• TASK TO COMPLETE: Beginning with the first line below, output every record verbatim and leave out the images.

=-=-=-=-=

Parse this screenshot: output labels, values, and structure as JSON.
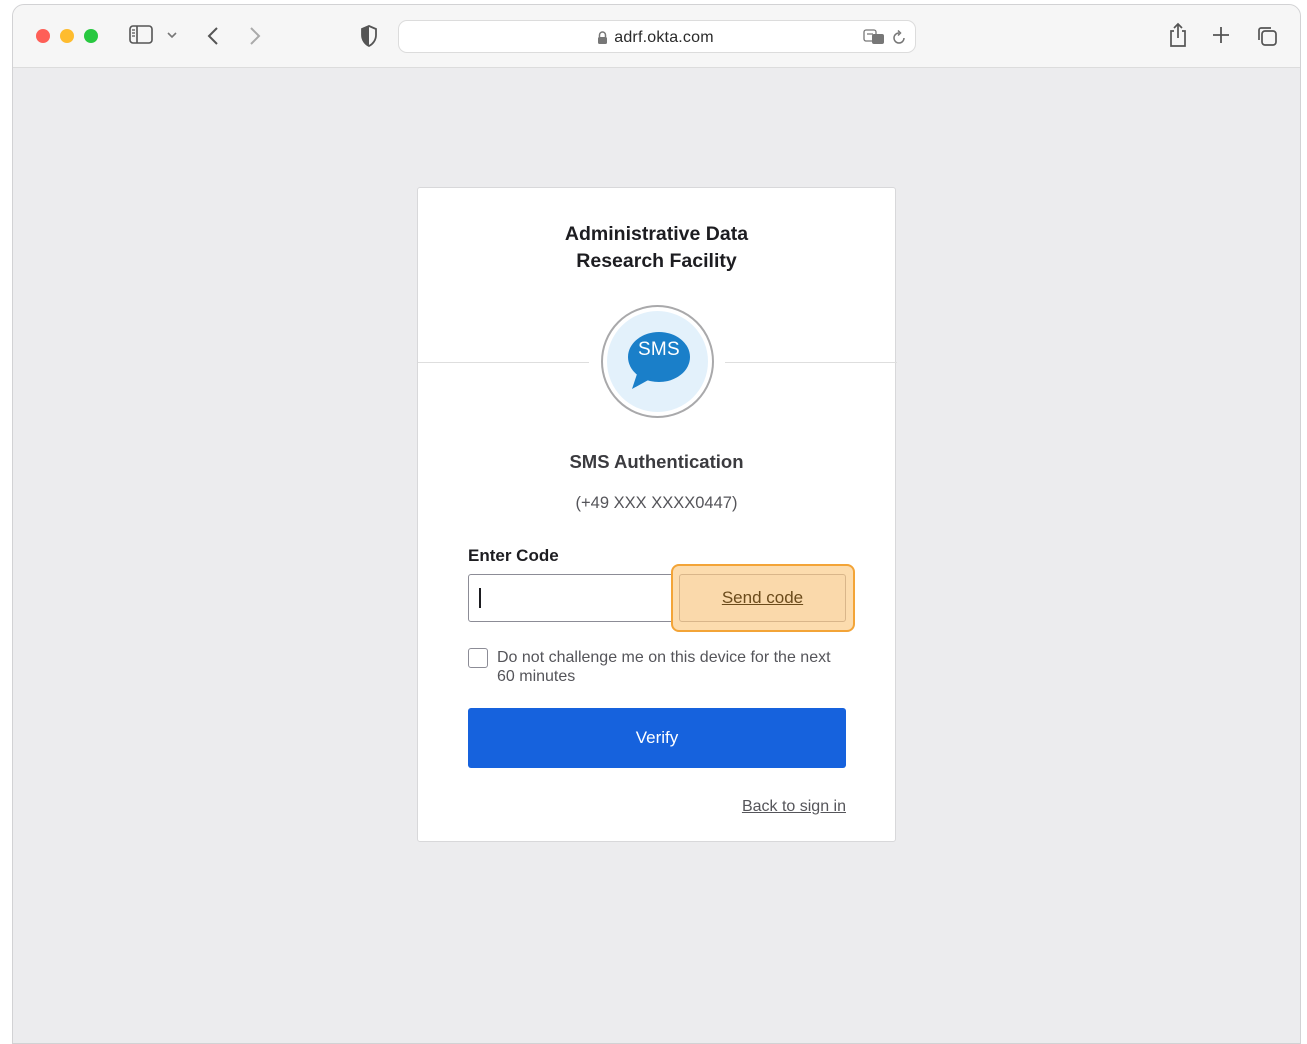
{
  "browser": {
    "url": "adrf.okta.com"
  },
  "card": {
    "org_title_line1": "Administrative Data",
    "org_title_line2": "Research Facility",
    "factor_logo_text": "SMS",
    "factor_title": "SMS Authentication",
    "phone_number": "(+49 XXX XXXX0447)",
    "code_label": "Enter Code",
    "code_value": "",
    "send_code_label": "Send code",
    "remember_label": "Do not challenge me on this device for the next 60 minutes",
    "remember_checked": false,
    "verify_label": "Verify",
    "back_link_label": "Back to sign in"
  },
  "colors": {
    "primary": "#1662dd",
    "highlight_fill": "#fcdcae",
    "highlight_border": "#f3a437",
    "sms_bubble": "#1a7fc9"
  }
}
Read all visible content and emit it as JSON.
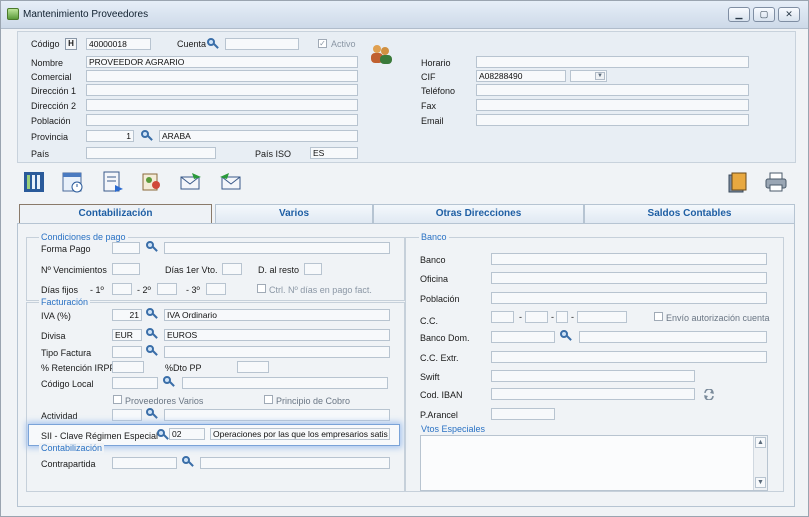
{
  "window": {
    "title": "Mantenimiento Proveedores"
  },
  "header": {
    "codigo_label": "Código",
    "h_button": "H",
    "codigo_value": "40000018",
    "cuenta_label": "Cuenta",
    "cuenta_value": "",
    "activo_label": "Activo",
    "nombre_label": "Nombre",
    "nombre_value": "PROVEEDOR AGRARIO",
    "comercial_label": "Comercial",
    "direccion1_label": "Dirección 1",
    "direccion2_label": "Dirección 2",
    "poblacion_label": "Población",
    "provincia_label": "Provincia",
    "provincia_code": "1",
    "provincia_name": "ARABA",
    "pais_label": "País",
    "pais_iso_label": "País ISO",
    "pais_iso_value": "ES",
    "horario_label": "Horario",
    "cif_label": "CIF",
    "cif_value": "A08288490",
    "telefono_label": "Teléfono",
    "fax_label": "Fax",
    "email_label": "Email"
  },
  "tabs": [
    "Contabilización",
    "Varios",
    "Otras Direcciones",
    "Saldos Contables"
  ],
  "left": {
    "condiciones_title": "Condiciones de pago",
    "forma_pago_label": "Forma Pago",
    "n_venc_label": "Nº Vencimientos",
    "dias_1er_label": "Días 1er Vto.",
    "d_al_resto_label": "D. al resto",
    "dias_fijos_label": "Días fijos",
    "f1_label": "- 1º",
    "f2_label": "- 2º",
    "f3_label": "- 3º",
    "ctrl_dias_label": "Ctrl. Nº días en pago fact.",
    "facturacion_title": "Facturación",
    "iva_label": "IVA (%)",
    "iva_code": "21",
    "iva_name": "IVA Ordinario",
    "divisa_label": "Divisa",
    "divisa_code": "EUR",
    "divisa_name": "EUROS",
    "tipo_factura_label": "Tipo Factura",
    "retencion_label": "% Retención IRPF",
    "dto_pp_label": "%Dto PP",
    "codigo_local_label": "Código Local",
    "prov_varios_label": "Proveedores Varios",
    "principio_cobro_label": "Principio de Cobro",
    "actividad_label": "Actividad",
    "sii_label": "SII - Clave Régimen Especial",
    "sii_code": "02",
    "sii_desc": "Operaciones por las que los empresarios satis",
    "contab_title": "Contabilización",
    "contrapartida_label": "Contrapartida"
  },
  "right": {
    "banco_title": "Banco",
    "banco_label": "Banco",
    "oficina_label": "Oficina",
    "poblacion_label": "Población",
    "cc_label": "C.C.",
    "envio_label": "Envío autorización cuenta",
    "banco_dom_label": "Banco Dom.",
    "cc_extr_label": "C.C. Extr.",
    "swift_label": "Swift",
    "iban_label": "Cod. IBAN",
    "parancel_label": "P.Arancel",
    "vtos_title": "Vtos Especiales"
  }
}
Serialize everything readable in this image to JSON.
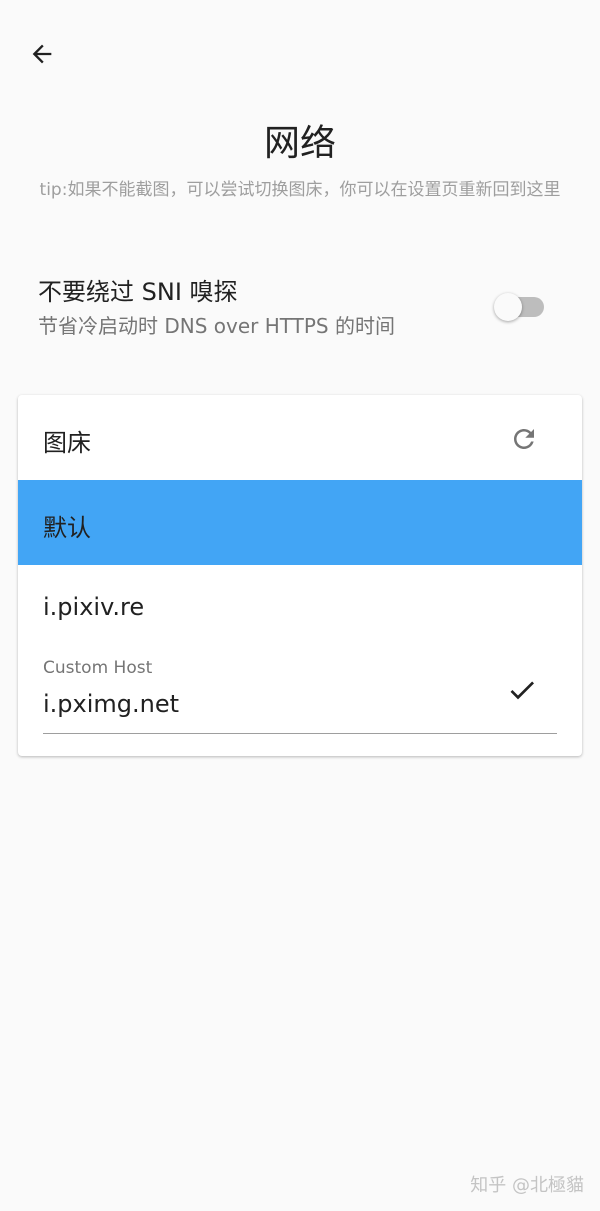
{
  "header": {
    "back_icon": "arrow-back-icon",
    "title": "网络",
    "tip": "tip:如果不能截图，可以尝试切换图床，你可以在设置页重新回到这里"
  },
  "sni_setting": {
    "title": "不要绕过 SNI 嗅探",
    "subtitle": "节省冷启动时 DNS over HTTPS 的时间",
    "enabled": false
  },
  "image_host": {
    "title": "图床",
    "refresh_icon": "refresh-icon",
    "options": [
      {
        "label": "默认",
        "selected": true
      },
      {
        "label": "i.pixiv.re",
        "selected": false
      }
    ],
    "custom_host": {
      "label": "Custom Host",
      "value": "i.pximg.net",
      "confirm_icon": "check-icon"
    }
  },
  "colors": {
    "selected_bg": "#42a5f5",
    "background": "#fafafa"
  },
  "watermark": "知乎 @北極貓"
}
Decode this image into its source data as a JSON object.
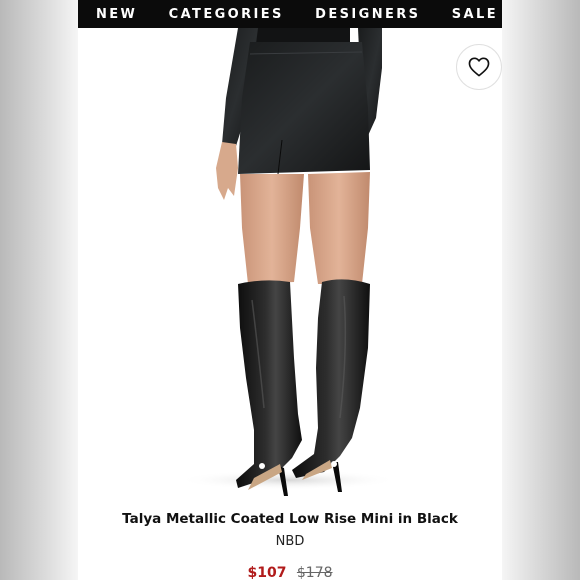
{
  "nav": {
    "items": [
      {
        "label": "NEW"
      },
      {
        "label": "CATEGORIES"
      },
      {
        "label": "DESIGNERS"
      },
      {
        "label": "SALE"
      }
    ]
  },
  "product": {
    "title": "Talya Metallic Coated Low Rise Mini in Black",
    "brand": "NBD",
    "sale_price": "$107",
    "original_price": "$178"
  },
  "icons": {
    "wishlist": "heart-outline-icon"
  }
}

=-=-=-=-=

• EXERCISE OUTPUT:
Parse this screenshot: output labels, values, and structure as JSON.
{
  "browser": {
    "url": "adrf.okta.com"
  },
  "card": {
    "org_title_line1": "Administrative Data",
    "org_title_line2": "Research Facility",
    "factor_logo_text": "SMS",
    "factor_title": "SMS Authentication",
    "phone_number": "(+49 XXX XXXX0447)",
    "code_label": "Enter Code",
    "code_value": "",
    "send_code_label": "Send code",
    "remember_label": "Do not challenge me on this device for the next 60 minutes",
    "remember_checked": false,
    "verify_label": "Verify",
    "back_link_label": "Back to sign in"
  },
  "colors": {
    "primary": "#1662dd",
    "highlight_fill": "#fcdcae",
    "highlight_border": "#f3a437",
    "sms_bubble": "#1a7fc9"
  }
}
Read all visible content and emit it as JSON.
{
  "window": {
    "title": "Mantenimiento Proveedores"
  },
  "header": {
    "codigo_label": "Código",
    "h_button": "H",
    "codigo_value": "40000018",
    "cuenta_label": "Cuenta",
    "cuenta_value": "",
    "activo_label": "Activo",
    "nombre_label": "Nombre",
    "nombre_value": "PROVEEDOR AGRARIO",
    "comercial_label": "Comercial",
    "direccion1_label": "Dirección 1",
    "direccion2_label": "Dirección 2",
    "poblacion_label": "Población",
    "provincia_label": "Provincia",
    "provincia_code": "1",
    "provincia_name": "ARABA",
    "pais_label": "País",
    "pais_iso_label": "País ISO",
    "pais_iso_value": "ES",
    "horario_label": "Horario",
    "cif_label": "CIF",
    "cif_value": "A08288490",
    "telefono_label": "Teléfono",
    "fax_label": "Fax",
    "email_label": "Email"
  },
  "tabs": [
    "Contabilización",
    "Varios",
    "Otras Direcciones",
    "Saldos Contables"
  ],
  "left": {
    "condiciones_title": "Condiciones de pago",
    "forma_pago_label": "Forma Pago",
    "n_venc_label": "Nº Vencimientos",
    "dias_1er_label": "Días 1er Vto.",
    "d_al_resto_label": "D. al resto",
    "dias_fijos_label": "Días fijos",
    "f1_label": "- 1º",
    "f2_label": "- 2º",
    "f3_label": "- 3º",
    "ctrl_dias_label": "Ctrl. Nº días en pago fact.",
    "facturacion_title": "Facturación",
    "iva_label": "IVA (%)",
    "iva_code": "21",
    "iva_name": "IVA Ordinario",
    "divisa_label": "Divisa",
    "divisa_code": "EUR",
    "divisa_name": "EUROS",
    "tipo_factura_label": "Tipo Factura",
    "retencion_label": "% Retención IRPF",
    "dto_pp_label": "%Dto PP",
    "codigo_local_label": "Código Local",
    "prov_varios_label": "Proveedores Varios",
    "principio_cobro_label": "Principio de Cobro",
    "actividad_label": "Actividad",
    "sii_label": "SII - Clave Régimen Especial",
    "sii_code": "02",
    "sii_desc": "Operaciones por las que los empresarios satis",
    "contab_title": "Contabilización",
    "contrapartida_label": "Contrapartida"
  },
  "right": {
    "banco_title": "Banco",
    "banco_label": "Banco",
    "oficina_label": "Oficina",
    "poblacion_label": "Población",
    "cc_label": "C.C.",
    "envio_label": "Envío autorización cuenta",
    "banco_dom_label": "Banco Dom.",
    "cc_extr_label": "C.C. Extr.",
    "swift_label": "Swift",
    "iban_label": "Cod. IBAN",
    "parancel_label": "P.Arancel",
    "vtos_title": "Vtos Especiales"
  }
}
Serialize everything readable in this image to JSON.
{
  "header": {
    "back_icon": "arrow-back-icon",
    "title": "网络",
    "tip": "tip:如果不能截图，可以尝试切换图床，你可以在设置页重新回到这里"
  },
  "sni_setting": {
    "title": "不要绕过 SNI 嗅探",
    "subtitle": "节省冷启动时 DNS over HTTPS 的时间",
    "enabled": false
  },
  "image_host": {
    "title": "图床",
    "refresh_icon": "refresh-icon",
    "options": [
      {
        "label": "默认",
        "selected": true
      },
      {
        "label": "i.pixiv.re",
        "selected": false
      }
    ],
    "custom_host": {
      "label": "Custom Host",
      "value": "i.pximg.net",
      "confirm_icon": "check-icon"
    }
  },
  "colors": {
    "selected_bg": "#42a5f5",
    "background": "#fafafa"
  },
  "watermark": "知乎 @北極貓"
}
Decode this image into its source data as a JSON object.
{
  "nav": {
    "items": [
      {
        "label": "NEW"
      },
      {
        "label": "CATEGORIES"
      },
      {
        "label": "DESIGNERS"
      },
      {
        "label": "SALE"
      }
    ]
  },
  "product": {
    "title": "Talya Metallic Coated Low Rise Mini in Black",
    "brand": "NBD",
    "sale_price": "$107",
    "original_price": "$178"
  },
  "icons": {
    "wishlist": "heart-outline-icon"
  }
}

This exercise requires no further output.